Sunday, March 17, 2013

Planning for Development

Why plan for development?  Well, the answer is pretty simple.  When you don't plan, you don't achieve and "fly-by-the-seat-of-your-pants" development work is seldom successful and always frustrating.  There are a number of reasons why a "Development Plan" is a good thing:

A Development Plan helps you plan to meet your revenue goals (your physical needs in your organization and your planned costs)

A Development plan helps you to avoid "mission creep" which is what happens when a great opportunity comes along unexpectedly.  When you don't have a plan and that great opportunity comes along you may say yes to something you don't have time, money, or volunteers to carry out.  If you have a development plan and the great opportunity comes along, you can see that you do have the time, money and volunteers and say yes or that you do not and you can comfortably say no knowing that you are making the best decision for your organization.

A Development Plan helps your organization to raise your level of professionalism among your volunteers, your donors, and your major funders as well.

A Development Plan lets you know, clearly, which funders you can approach for renewals and at what intervals.

A Development Plan allows you to carefully schedule events and such around those that are already in place in your community which will help you work with competitive events rather than suffer because of them.

A Development Plan can feed all other planning such as your Marketing and Communications Plan, all of which, helps your organization work at a pleasing and comfortable place.

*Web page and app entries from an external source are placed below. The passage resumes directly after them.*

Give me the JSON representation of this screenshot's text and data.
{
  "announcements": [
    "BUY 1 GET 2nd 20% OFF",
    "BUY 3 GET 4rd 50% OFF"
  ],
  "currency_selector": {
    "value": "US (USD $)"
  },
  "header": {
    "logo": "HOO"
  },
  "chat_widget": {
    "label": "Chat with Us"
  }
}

Ever a proponate of planning in general, in a nonprofit organization which relies on fundraising, a Development Plan is crucial to your long-term success.

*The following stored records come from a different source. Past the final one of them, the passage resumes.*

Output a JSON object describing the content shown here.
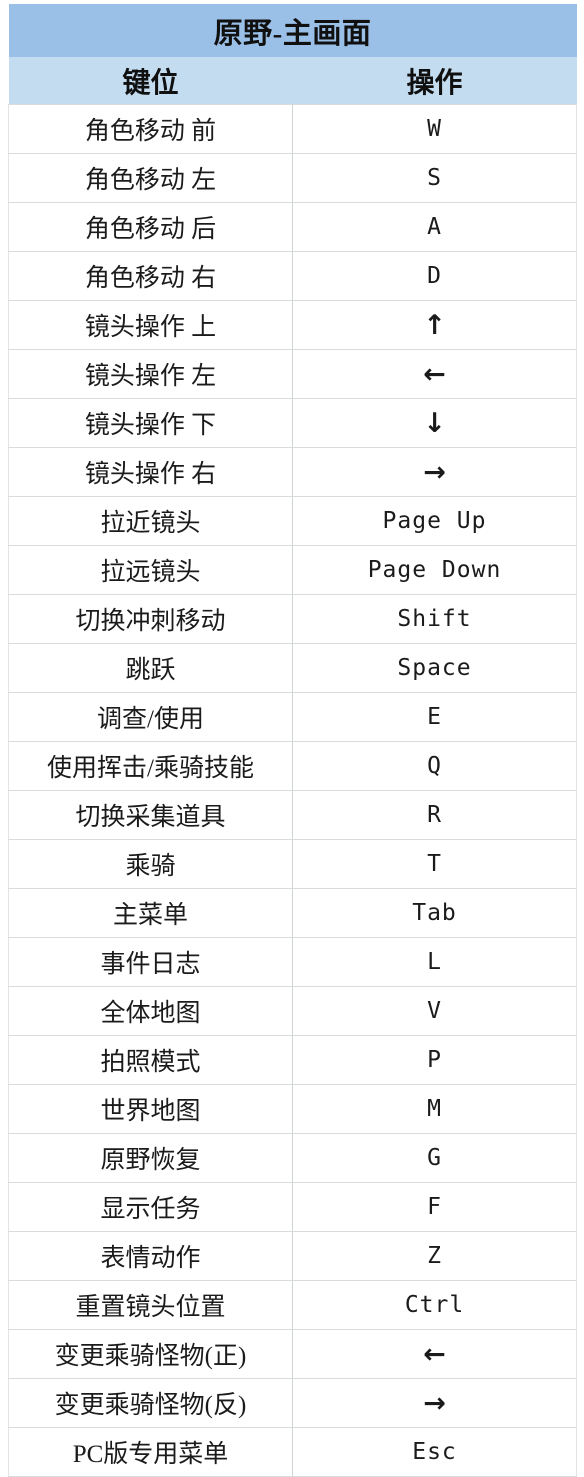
{
  "table": {
    "title": "原野-主画面",
    "columns": [
      {
        "label": "键位",
        "name": "action-column"
      },
      {
        "label": "操作",
        "name": "key-column"
      }
    ],
    "rows": [
      {
        "action": "角色移动 前",
        "key": "W",
        "key_kind": "text"
      },
      {
        "action": "角色移动 左",
        "key": "S",
        "key_kind": "text"
      },
      {
        "action": "角色移动 后",
        "key": "A",
        "key_kind": "text"
      },
      {
        "action": "角色移动 右",
        "key": "D",
        "key_kind": "text"
      },
      {
        "action": "镜头操作 上",
        "key": "↑",
        "key_kind": "arrow-up"
      },
      {
        "action": "镜头操作 左",
        "key": "←",
        "key_kind": "arrow-left"
      },
      {
        "action": "镜头操作 下",
        "key": "↓",
        "key_kind": "arrow-down"
      },
      {
        "action": "镜头操作 右",
        "key": "→",
        "key_kind": "arrow-right"
      },
      {
        "action": "拉近镜头",
        "key": "Page Up",
        "key_kind": "text"
      },
      {
        "action": "拉远镜头",
        "key": "Page Down",
        "key_kind": "text"
      },
      {
        "action": "切换冲刺移动",
        "key": "Shift",
        "key_kind": "text"
      },
      {
        "action": "跳跃",
        "key": "Space",
        "key_kind": "text"
      },
      {
        "action": "调查/使用",
        "key": "E",
        "key_kind": "text"
      },
      {
        "action": "使用挥击/乘骑技能",
        "key": "Q",
        "key_kind": "text"
      },
      {
        "action": "切换采集道具",
        "key": "R",
        "key_kind": "text"
      },
      {
        "action": "乘骑",
        "key": "T",
        "key_kind": "text"
      },
      {
        "action": "主菜单",
        "key": "Tab",
        "key_kind": "text"
      },
      {
        "action": "事件日志",
        "key": "L",
        "key_kind": "text"
      },
      {
        "action": "全体地图",
        "key": "V",
        "key_kind": "text"
      },
      {
        "action": "拍照模式",
        "key": "P",
        "key_kind": "text"
      },
      {
        "action": "世界地图",
        "key": "M",
        "key_kind": "text"
      },
      {
        "action": "原野恢复",
        "key": "G",
        "key_kind": "text"
      },
      {
        "action": "显示任务",
        "key": "F",
        "key_kind": "text"
      },
      {
        "action": "表情动作",
        "key": "Z",
        "key_kind": "text"
      },
      {
        "action": "重置镜头位置",
        "key": "Ctrl",
        "key_kind": "text"
      },
      {
        "action": "变更乘骑怪物(正)",
        "key": "←",
        "key_kind": "arrow-left"
      },
      {
        "action": "变更乘骑怪物(反)",
        "key": "→",
        "key_kind": "arrow-right"
      },
      {
        "action": "PC版专用菜单",
        "key": "Esc",
        "key_kind": "text"
      }
    ]
  },
  "colors": {
    "title_bg": "#9ac0e8",
    "column_header_bg": "#c4dcf0",
    "row_bg": "#ffffff",
    "grid_line": "#d9dcdd",
    "text": "#1b1b1b"
  }
}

Friday, March 8, 2013

Relationship Building: Cultivation and Stewardship

As a part of what I do, I'll be attending a college basketball game tomorrow along with some key donors and friends of our organization.  What a delightful opportunity!  

Think about it...every board member, donor, and prospect has been invited to attend with a guest to see a great basketball game, enjoy some great food, etc.  

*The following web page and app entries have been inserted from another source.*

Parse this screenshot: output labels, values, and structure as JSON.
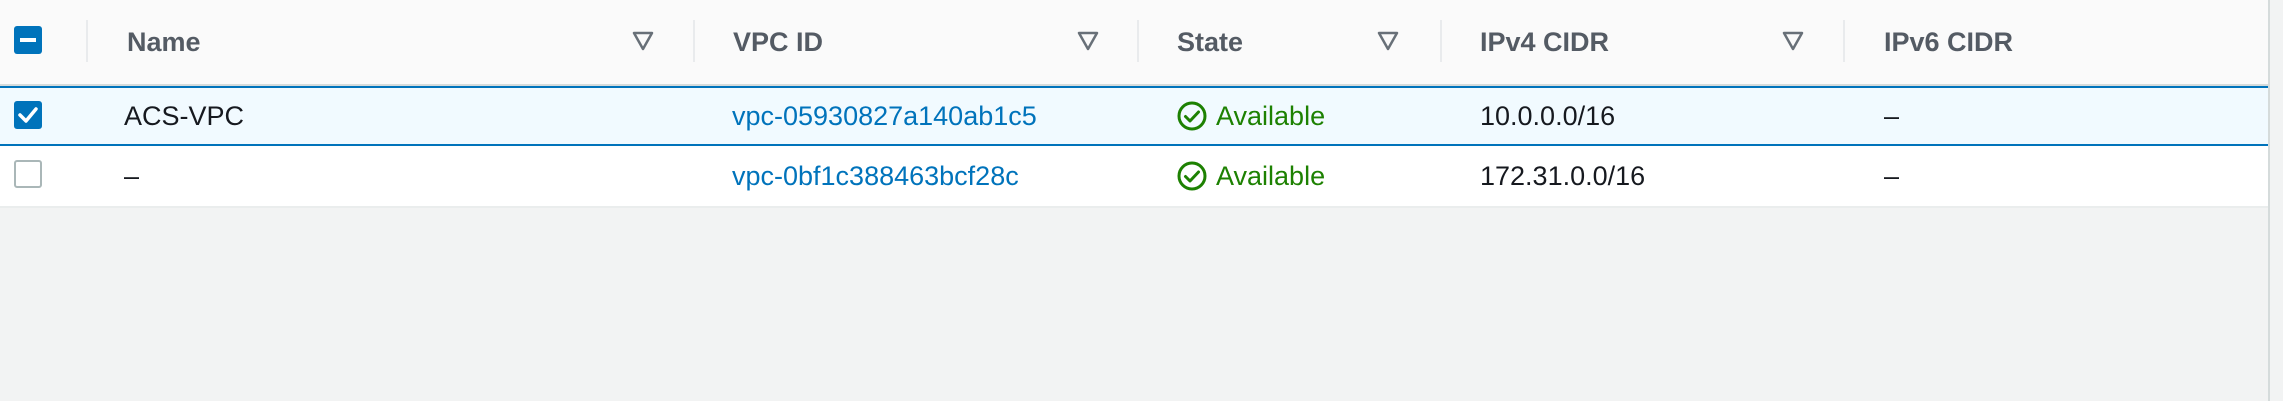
{
  "columns": {
    "name": "Name",
    "vpc_id": "VPC ID",
    "state": "State",
    "ipv4_cidr": "IPv4 CIDR",
    "ipv6_cidr": "IPv6 CIDR"
  },
  "rows": [
    {
      "selected": true,
      "name": "ACS-VPC",
      "vpc_id": "vpc-05930827a140ab1c5",
      "state": "Available",
      "ipv4_cidr": "10.0.0.0/16",
      "ipv6_cidr": "–"
    },
    {
      "selected": false,
      "name": "–",
      "vpc_id": "vpc-0bf1c388463bcf28c",
      "state": "Available",
      "ipv4_cidr": "172.31.0.0/16",
      "ipv6_cidr": "–"
    }
  ],
  "colors": {
    "accent": "#0073bb",
    "available": "#1d8102",
    "header_text": "#545b64"
  },
  "icons": {
    "select_all": "minus-square-icon",
    "sort": "sort-triangle-icon",
    "state": "check-circle-icon"
  }
}
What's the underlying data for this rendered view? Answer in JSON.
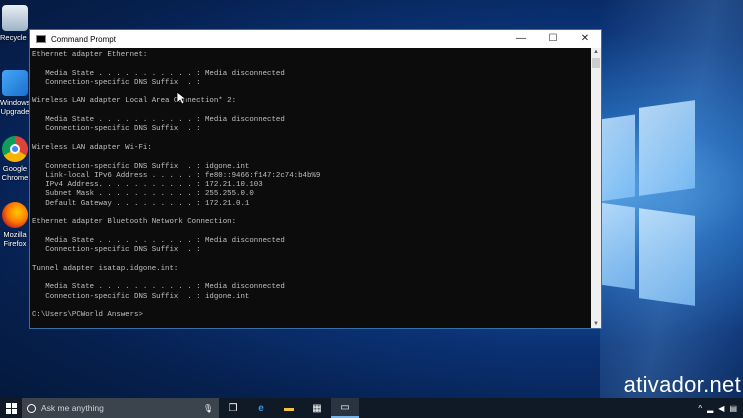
{
  "desktop": {
    "icons": [
      {
        "label": "Recycle B",
        "icon": "recycle-bin-icon"
      },
      {
        "label": "Windows",
        "label2": "Upgrade",
        "icon": "windows-upgrade-icon"
      },
      {
        "label": "Google",
        "label2": "Chrome",
        "icon": "chrome-icon"
      },
      {
        "label": "Mozilla",
        "label2": "Firefox",
        "icon": "firefox-icon"
      }
    ]
  },
  "window": {
    "title": "Command Prompt",
    "minimize": "—",
    "maximize": "☐",
    "close": "✕"
  },
  "console": {
    "lines": [
      "Ethernet adapter Ethernet:",
      "",
      "   Media State . . . . . . . . . . . : Media disconnected",
      "   Connection-specific DNS Suffix  . :",
      "",
      "Wireless LAN adapter Local Area Connection* 2:",
      "",
      "   Media State . . . . . . . . . . . : Media disconnected",
      "   Connection-specific DNS Suffix  . :",
      "",
      "Wireless LAN adapter Wi-Fi:",
      "",
      "   Connection-specific DNS Suffix  . : idgone.int",
      "   Link-local IPv6 Address . . . . . : fe80::9466:f147:2c74:b4b%9",
      "   IPv4 Address. . . . . . . . . . . : 172.21.10.103",
      "   Subnet Mask . . . . . . . . . . . : 255.255.0.0",
      "   Default Gateway . . . . . . . . . : 172.21.0.1",
      "",
      "Ethernet adapter Bluetooth Network Connection:",
      "",
      "   Media State . . . . . . . . . . . : Media disconnected",
      "   Connection-specific DNS Suffix  . :",
      "",
      "Tunnel adapter isatap.idgone.int:",
      "",
      "   Media State . . . . . . . . . . . : Media disconnected",
      "   Connection-specific DNS Suffix  . : idgone.int",
      "",
      "C:\\Users\\PCWorld Answers>"
    ]
  },
  "watermark": "ativador.net",
  "taskbar": {
    "search_placeholder": "Ask me anything",
    "buttons": [
      {
        "name": "task-view-icon",
        "glyph": "❐"
      },
      {
        "name": "edge-icon",
        "glyph": "e"
      },
      {
        "name": "file-explorer-icon",
        "glyph": "▬"
      },
      {
        "name": "store-icon",
        "glyph": "▦"
      },
      {
        "name": "command-prompt-taskbar-icon",
        "glyph": "▭"
      }
    ],
    "tray": [
      {
        "name": "show-hidden-icons-icon",
        "glyph": "^"
      },
      {
        "name": "network-icon",
        "glyph": "▂"
      },
      {
        "name": "volume-icon",
        "glyph": "◀"
      },
      {
        "name": "notification-icon",
        "glyph": "▤"
      }
    ]
  },
  "colors": {
    "console_bg": "#0c0c0c",
    "console_fg": "#c0c0c0",
    "taskbar_bg": "#101a26",
    "search_bg": "#3b434c"
  }
}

So, what is the plan for this very unique and treasured opportunity?  I plan to meet and greet all of our guests,  obviously.  In addition, I've got a plan for each of our staff there to connect specifically to two or three of our guests.  I've got a little gift for a few children who are joining us and three hours of my undivided development attention.  

This is a fun event light on planning and enjoyable by all, including staff.  The key is in the connections made at the event and the follow up.  This is where we will focus our attention come Monday.

Connections can be as simple as introducing one person to someone else they might not otherwise intersect with in daily life.  These introductions create a great synergy because they learn that they both have a love for your organization, they begin to talk about life events, who they know, etc. and begin to find their own points of intersection.  Before you know it, they've made a connection because of your event. 

Follow up is key to the event's success, too.  Beginning Monday, there will be personal thank you notes written and sent with personal notes regarding the day's events and any details.

Is that it?  Are there other ways to follow up?  Of course!  Let's say this team advances in competition then you've got great reasons to make contact and place that reminder of their game attendance.  

Were all the guests previously known by you or were your donors in attendance graciously bringing potential donors to your door, so to speak?  If so, then follow up will be a little more in depth and include a coffee meeting or more.

The little things you do to make even an easy event successful and memorable make the biggest difference.  Do these little things such as connecting and follow up well.